* the inclusion of an exceptional circumstances policy, this means that unique proposals for a major tourism development project in the countryside, which will bring jobs and tourists to rural communities and benefit the tourism industry, can be approved;
* the removal of the requirement for an applicant to demonstrate ‘need’ for tourist accommodation in the countryside will make it less difficult for applicants to bring forward proposals, and easier and quicker for the planning authority to process applications;
* holiday / caravan park sites in the countryside no longer need to be within the Development Plan, as required by Draft PPS16. In rural areas, new or extended holiday parks will be required to integrate into the surrounding countryside and to demonstrate a high quality layout and design;

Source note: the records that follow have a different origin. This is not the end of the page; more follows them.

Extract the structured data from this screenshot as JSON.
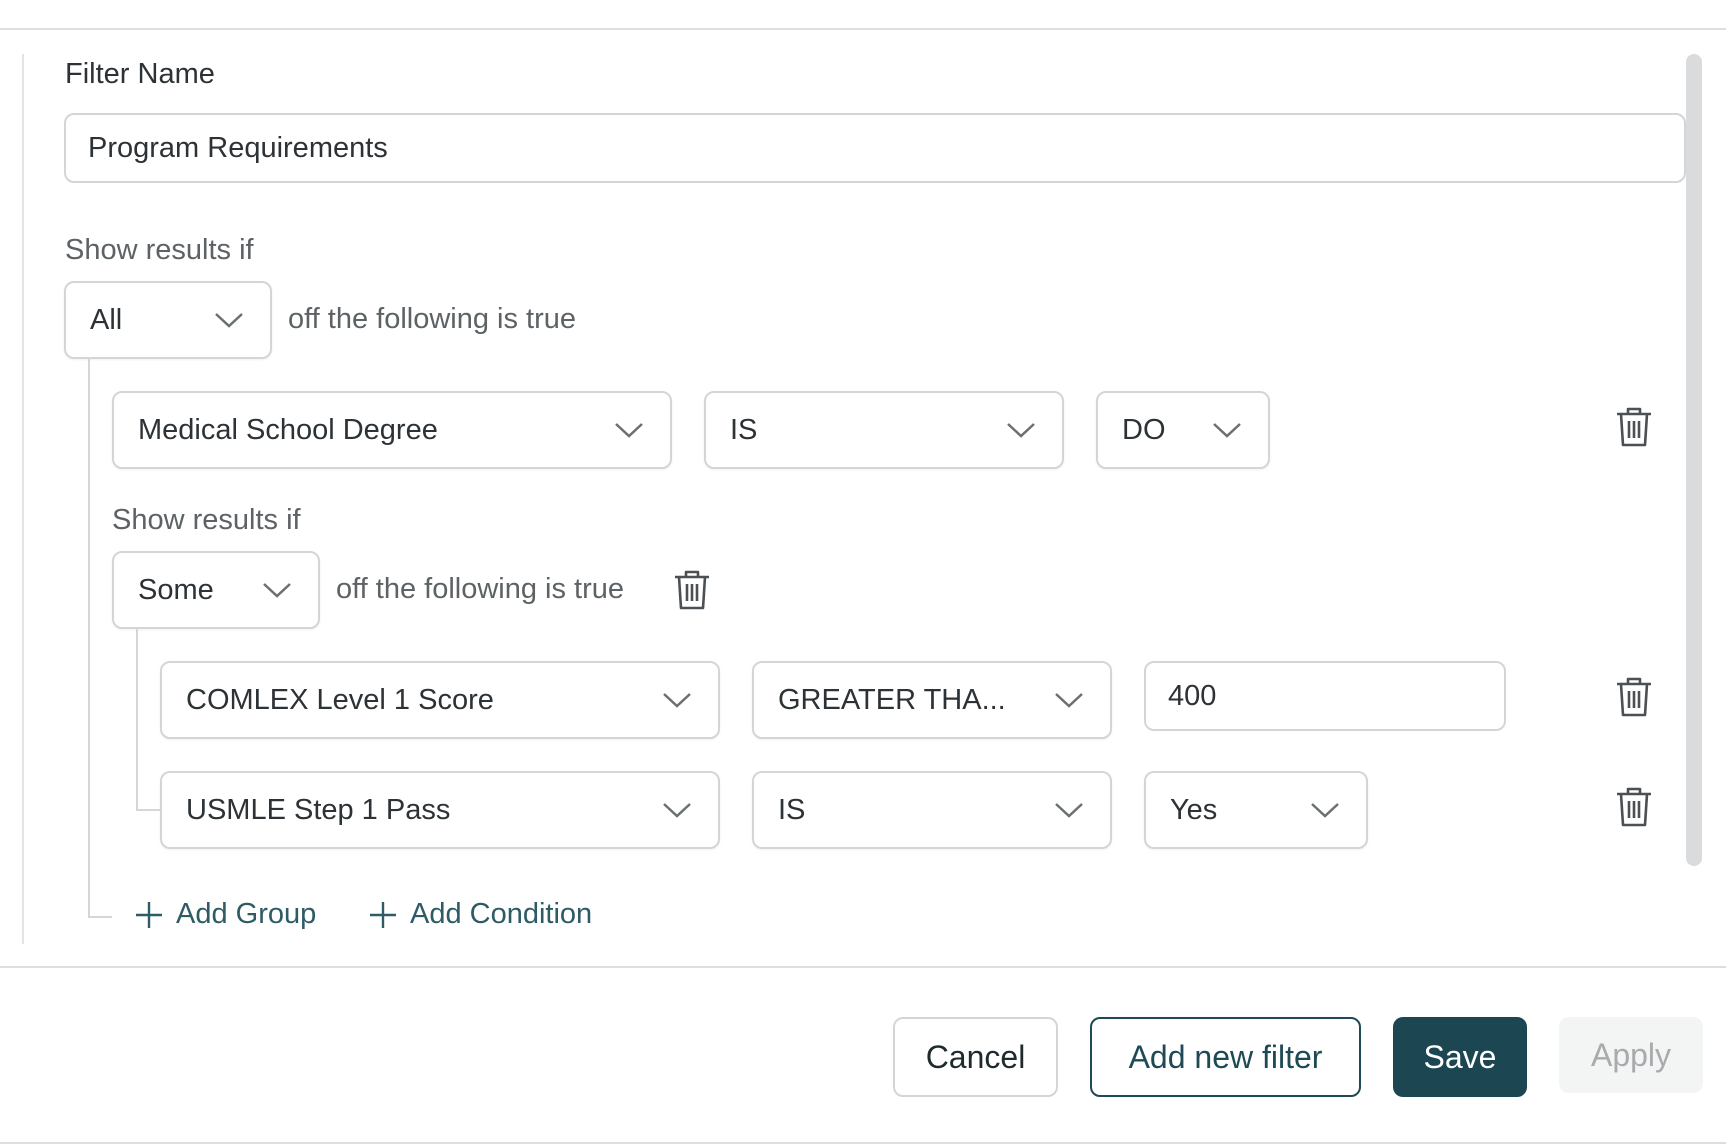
{
  "form": {
    "filter_name_label": "Filter Name",
    "filter_name_value": "Program Requirements",
    "show_results_label": "Show results if",
    "root_quantifier": "All",
    "following_true_text": "off the following is true",
    "conditions": [
      {
        "field": "Medical School Degree",
        "operator": "IS",
        "value": "DO"
      }
    ],
    "group": {
      "show_results_label": "Show results if",
      "quantifier": "Some",
      "following_true_text": "off the following is true",
      "conditions": [
        {
          "field": "COMLEX Level 1 Score",
          "operator": "GREATER THA...",
          "value": "400"
        },
        {
          "field": "USMLE Step 1 Pass",
          "operator": "IS",
          "value": "Yes"
        }
      ]
    },
    "add_group_label": "Add Group",
    "add_condition_label": "Add Condition"
  },
  "footer": {
    "cancel_label": "Cancel",
    "add_new_filter_label": "Add new filter",
    "save_label": "Save",
    "apply_label": "Apply"
  },
  "colors": {
    "primary": "#1c4752",
    "link": "#2d5b66",
    "border": "#d3d6d8",
    "disabled_bg": "#f3f4f4"
  },
  "icons": [
    "chevron-down-icon",
    "trash-icon",
    "plus-icon"
  ]
}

* expansion of the Draft PPS16 provisions for hotels to now also include proposals for guest houses and tourist hostels in the countryside.
However, challenging PPS !6, Friends of the Earth NI spokesman Declan Allison said: “This Planning Policy Statement is yet another example of economic considerations trumping all others. The Executive is determined to create a planning free-for-all. We have already seen the Environment Minister’s approach to tourism sites when he risked the World Heritage Site status of the Giant’s Causeway, and when he allowed the unique Drumclay crannog in Enniskillen to be bulldozed. Northern Ireland’s most precious places are being sacrificed on the altar of profit.
“The Minister insists this policy is about sustainable development. Merely including the phrase doesn’t make it sustainable though. True sustainability is about maximising economic, social, and environmental factors, not balancing one off against the others. It’s hard to see how elevating economic considerations in this way can be seen as sustainable. It will most likely result in the destruction of the very attractions the Minister claims he wants to protect.”
In explaining the new PPS 16 policy, Minister Attwood said: “The planning system plays a crucial role in assisting and supporting a thriving tourism industry. My officials have worked closely with the tourism sector to develop PPS16 to help achieve this. PPS 16 provides a common sense planning policy framework that is right for Northern Ireland that achieves the correct balance between development and protection.
“The new policy aims to manage the provision of sustainable and high quality tourism developments in appropriate locations within the built and natural environment. This will reinforce the green and clean credentials that make the North such a special place. It will provide a planning framework that will help boost the economy as tourism serves as an economic driver. As the tourism sector grows in a sustainable way, so do jobs, services and facilities.
“PPS 16 underpins the recently announced half a million pound regeneration fund for coastal communities and the £1 million dereliction fund that I have made available to tackle dereliction and spruce up a number of areas in Northern Ireland. The built and natural heritage will drive future increases in tourist numbers and spend. Six of the top ten visitor attractions are features of our built and natural heritage. Growing tourism from a £500 million to a £1 billion a year industry will revolve around the positive protection and development of this heritage and this new policy that I am bringing forward will help to do this.”
The Minister added: “I believe it is important to afford protection to tourism assets associated with our natural and built heritage, not only for conservation reasons, but also to ensure their continued effectiveness in attracting tourists and underpinning the tourism industry,” adding that PPS 16 is aimed tol protect tourism assets from insensitive development, not just tourism development, to avoid damage to their quality and character.
PPS 16 will replace tourism policies SP 10 and TOU 1 to TOU 4 and coastal policies CO 5 to CO 7 of ‘A Planning Strategy for Rural Northern Ireland’. It will also supersede policy CTY 1 of PPS 21 insofar as it relates to the tourism policies of ‘A Planning Strategy for Rural Northern Ireland’.